- [ABOUT THIS TASK]
In your copy, the records appear word for word and the pictures do not appear at all.

(Beginning of RECORD EXTRACTS)

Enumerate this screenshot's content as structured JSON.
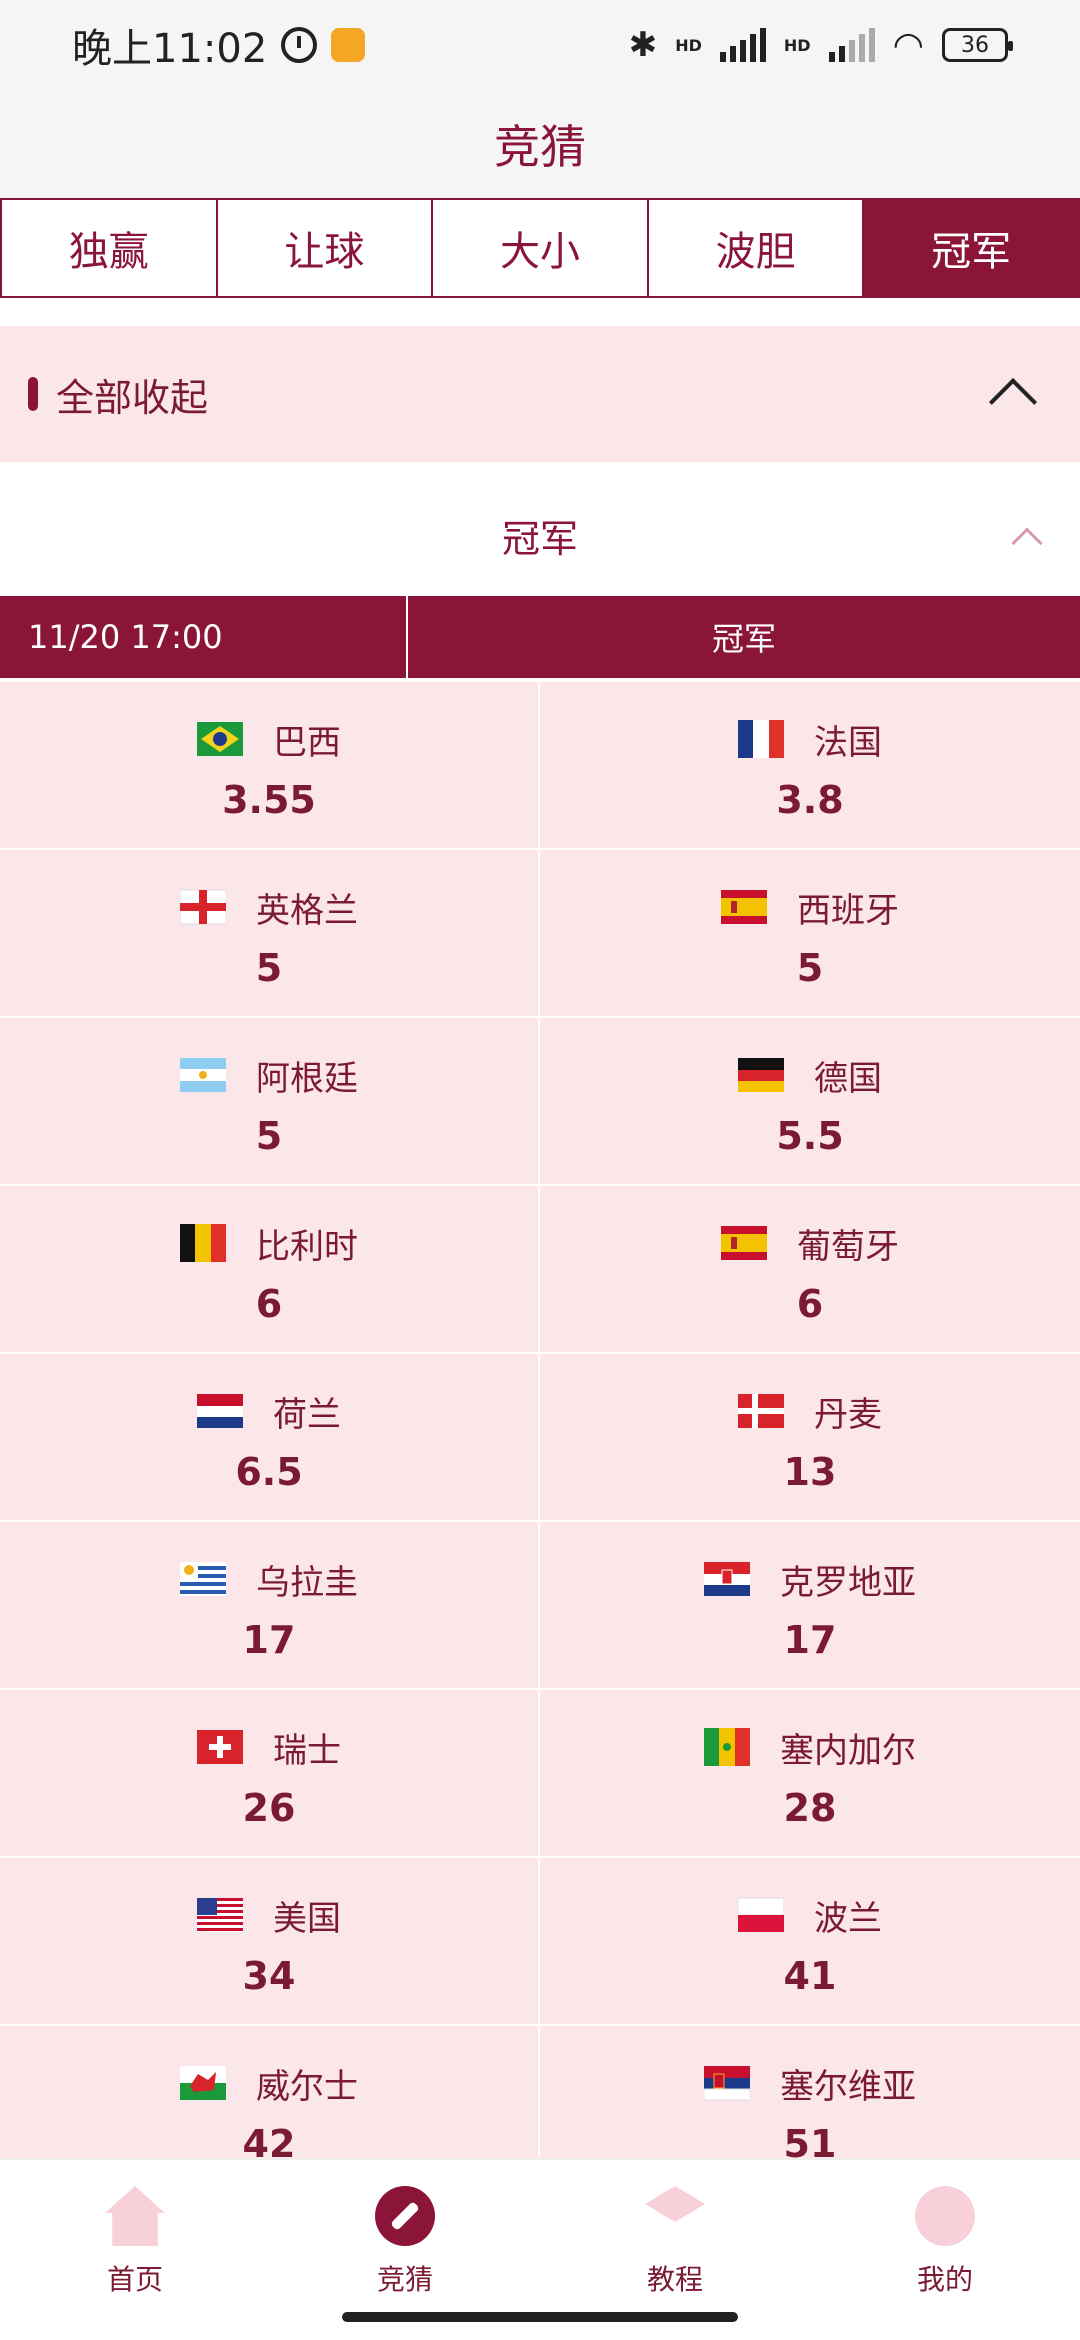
{
  "status_bar": {
    "time": "晚上11:02",
    "battery": "36",
    "hd1": "HD",
    "hd2": "HD"
  },
  "header": {
    "title": "竞猜"
  },
  "tabs": [
    {
      "label": "独赢",
      "active": false
    },
    {
      "label": "让球",
      "active": false
    },
    {
      "label": "大小",
      "active": false
    },
    {
      "label": "波胆",
      "active": false
    },
    {
      "label": "冠军",
      "active": true
    }
  ],
  "collapse_bar": {
    "label": "全部收起"
  },
  "section": {
    "title": "冠军"
  },
  "match": {
    "datetime": "11/20 17:00",
    "market": "冠军"
  },
  "teams": [
    {
      "name": "巴西",
      "odds": "3.55",
      "flag": "brazil"
    },
    {
      "name": "法国",
      "odds": "3.8",
      "flag": "france"
    },
    {
      "name": "英格兰",
      "odds": "5",
      "flag": "england"
    },
    {
      "name": "西班牙",
      "odds": "5",
      "flag": "spain"
    },
    {
      "name": "阿根廷",
      "odds": "5",
      "flag": "argentina"
    },
    {
      "name": "德国",
      "odds": "5.5",
      "flag": "germany"
    },
    {
      "name": "比利时",
      "odds": "6",
      "flag": "belgium"
    },
    {
      "name": "葡萄牙",
      "odds": "6",
      "flag": "portugal"
    },
    {
      "name": "荷兰",
      "odds": "6.5",
      "flag": "netherlands"
    },
    {
      "name": "丹麦",
      "odds": "13",
      "flag": "denmark"
    },
    {
      "name": "乌拉圭",
      "odds": "17",
      "flag": "uruguay"
    },
    {
      "name": "克罗地亚",
      "odds": "17",
      "flag": "croatia"
    },
    {
      "name": "瑞士",
      "odds": "26",
      "flag": "switzerland"
    },
    {
      "name": "塞内加尔",
      "odds": "28",
      "flag": "senegal"
    },
    {
      "name": "美国",
      "odds": "34",
      "flag": "usa"
    },
    {
      "name": "波兰",
      "odds": "41",
      "flag": "poland"
    },
    {
      "name": "威尔士",
      "odds": "42",
      "flag": "wales"
    },
    {
      "name": "塞尔维亚",
      "odds": "51",
      "flag": "serbia"
    }
  ],
  "bottom_nav": [
    {
      "label": "首页",
      "icon": "home-icon",
      "active": false
    },
    {
      "label": "竞猜",
      "icon": "compass-icon",
      "active": true
    },
    {
      "label": "教程",
      "icon": "layers-icon",
      "active": false
    },
    {
      "label": "我的",
      "icon": "profile-icon",
      "active": false
    }
  ],
  "colors": {
    "brand": "#8b1538",
    "cell_bg": "#fbe6ea",
    "header_bg": "#f5f5f5"
  }
}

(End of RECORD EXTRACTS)

- [ANSWER TO THE EXERCISE]
Enumerate this screenshot's content as structured JSON.
{
  "status_bar": {
    "time": "晚上11:02",
    "battery": "36",
    "hd1": "HD",
    "hd2": "HD"
  },
  "header": {
    "title": "竞猜"
  },
  "tabs": [
    {
      "label": "独赢",
      "active": false
    },
    {
      "label": "让球",
      "active": false
    },
    {
      "label": "大小",
      "active": false
    },
    {
      "label": "波胆",
      "active": false
    },
    {
      "label": "冠军",
      "active": true
    }
  ],
  "collapse_bar": {
    "label": "全部收起"
  },
  "section": {
    "title": "冠军"
  },
  "match": {
    "datetime": "11/20 17:00",
    "market": "冠军"
  },
  "teams": [
    {
      "name": "巴西",
      "odds": "3.55",
      "flag": "brazil"
    },
    {
      "name": "法国",
      "odds": "3.8",
      "flag": "france"
    },
    {
      "name": "英格兰",
      "odds": "5",
      "flag": "england"
    },
    {
      "name": "西班牙",
      "odds": "5",
      "flag": "spain"
    },
    {
      "name": "阿根廷",
      "odds": "5",
      "flag": "argentina"
    },
    {
      "name": "德国",
      "odds": "5.5",
      "flag": "germany"
    },
    {
      "name": "比利时",
      "odds": "6",
      "flag": "belgium"
    },
    {
      "name": "葡萄牙",
      "odds": "6",
      "flag": "portugal"
    },
    {
      "name": "荷兰",
      "odds": "6.5",
      "flag": "netherlands"
    },
    {
      "name": "丹麦",
      "odds": "13",
      "flag": "denmark"
    },
    {
      "name": "乌拉圭",
      "odds": "17",
      "flag": "uruguay"
    },
    {
      "name": "克罗地亚",
      "odds": "17",
      "flag": "croatia"
    },
    {
      "name": "瑞士",
      "odds": "26",
      "flag": "switzerland"
    },
    {
      "name": "塞内加尔",
      "odds": "28",
      "flag": "senegal"
    },
    {
      "name": "美国",
      "odds": "34",
      "flag": "usa"
    },
    {
      "name": "波兰",
      "odds": "41",
      "flag": "poland"
    },
    {
      "name": "威尔士",
      "odds": "42",
      "flag": "wales"
    },
    {
      "name": "塞尔维亚",
      "odds": "51",
      "flag": "serbia"
    }
  ],
  "bottom_nav": [
    {
      "label": "首页",
      "icon": "home-icon",
      "active": false
    },
    {
      "label": "竞猜",
      "icon": "compass-icon",
      "active": true
    },
    {
      "label": "教程",
      "icon": "layers-icon",
      "active": false
    },
    {
      "label": "我的",
      "icon": "profile-icon",
      "active": false
    }
  ],
  "colors": {
    "brand": "#8b1538",
    "cell_bg": "#fbe6ea",
    "header_bg": "#f5f5f5"
  }
}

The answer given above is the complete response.